"Over the Garden Wall" was a mini-series that had aired on Cartoon Network in 2014. It has won a Reuben Award and an Emmy for Outstanding Animated program. It is one of my favorite cartoons because of how well the story is told and the dark subject that is the center of the story.

The show is about two brothers, Wirt and Greg, who wander through the woods as the try to find their way home. The woods they travel through, known as The Unknown, end up being nothing more than a dream that the two had as they almost drown in a pond unconscious. After watching it a second time, I began to draw more and more evidence that supports the idea that The Unknown is a metaphor for the concept of Limbo, when someone is in between life and death.

One of the first major pieces of evidence is the second episode that takes place in a town called Pottsfield. The town is occupied by skeletons that are dug up and wear pumpkins and crops as clothing. Before the boys leave the leader asks if they are going to stay, when Wirt says no, he says, “Oh well, you'll join us someday.” Pottsfield is supposed to be the end result of everyone’s life where the dead finally rest based off of how it is full of skeletons and that the leader hints at the fact that they will one day join.

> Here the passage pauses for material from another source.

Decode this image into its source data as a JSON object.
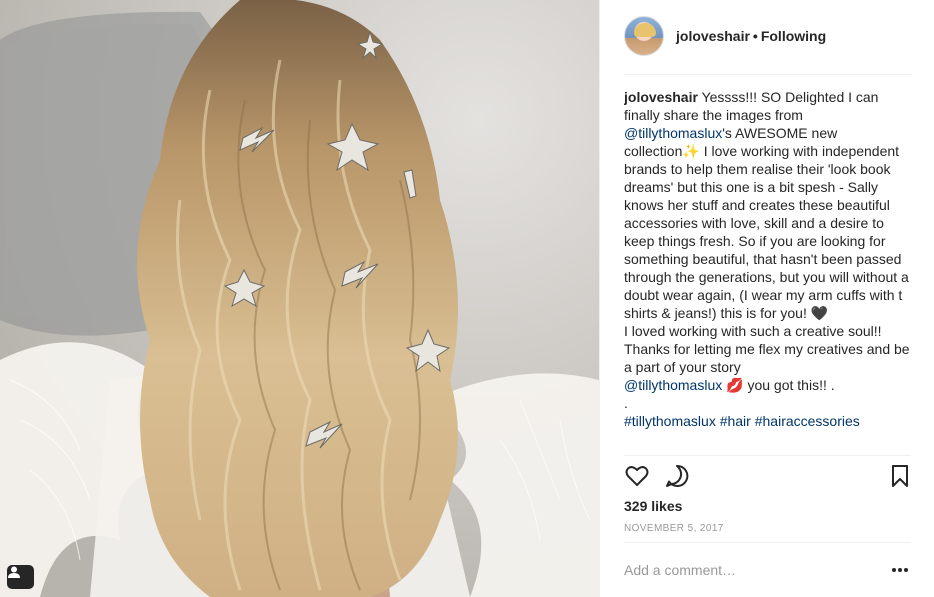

Another major part to look at is an episode where they have to take a ferry to travel down river where they can meet a witch who can supposedly take them home. To take the ferry it is required that they pay the toll which is two cents. At first I didn’t think anything of the price, but after I thought of it more, it reminded me of the river of styx in Greek mythology. In the underworld in Greek mythology, there is a river that you must cross. In order to cross the river you must pay the ferryman two coins, the same price that the ferry charged. The ferry is supposed to be another step for the two boys as they travel further into the unknown.

A major point I wanted to look at was the Edelwood trees that make up the forest. One of the characters, the woodsman, travels through the unknown looking for these trees so to chop down he may grind their wood into oil to fuel his lantern. He has to keep the lantern lit or else the flame that is his daughter’s soul will go out. The Edelwood trees are actually the people who have lost hope trying to navigate their way out of the unknown. After all their hope is lost, the main antagonist, the Beast, claims them and turns them into trees. He claims that the unknown is his forest and that he has grown all of these trees. The forest is supposed to be both the end result and the doom of the two brothers if they lose all hope.

The last part I wanted to talk about is the character the Beast himself.

He appears in the cartoon as an ominous silhouette with two bright glowing eyes. He reminds me of a kind of grim reaper character the way that he is always looming over characters in the background. In the show we never see him interact with any of the characters or physical objects but in one scene where a shadow that appears to be his hand reaches out to grab the lantern. It is interesting because the hand stretches upon the ground like a castes shadow, suggesting that he does not have an actual physical body.

The most notable fact about the Beast is when we see him at the end of the show. The Woodsmen swings his lantern, and its light shines across the beast for a mere second. If you actually pause the frame over the beast you can see that his body is made up of Edelwood. Edelwood is supposed to be people who have lost hope and died in the unknown, so it would mean that the Beast is actually comprised of all those who have died. He is supposed to symbolize a Grim Reaper kind of character who hunts the boys as they travel through limbo.

Over the Garden Wall is a wonderful show that has so much deep meaning. I could watch it over and over again and always find some new detail or piece of evidence that I didn’t see before. I can tell that it’s creator, Patrick McHale put a lot of time and effort into this show. In the end I am left in awe at how brilliantly the story is told and all the hidden detail in between.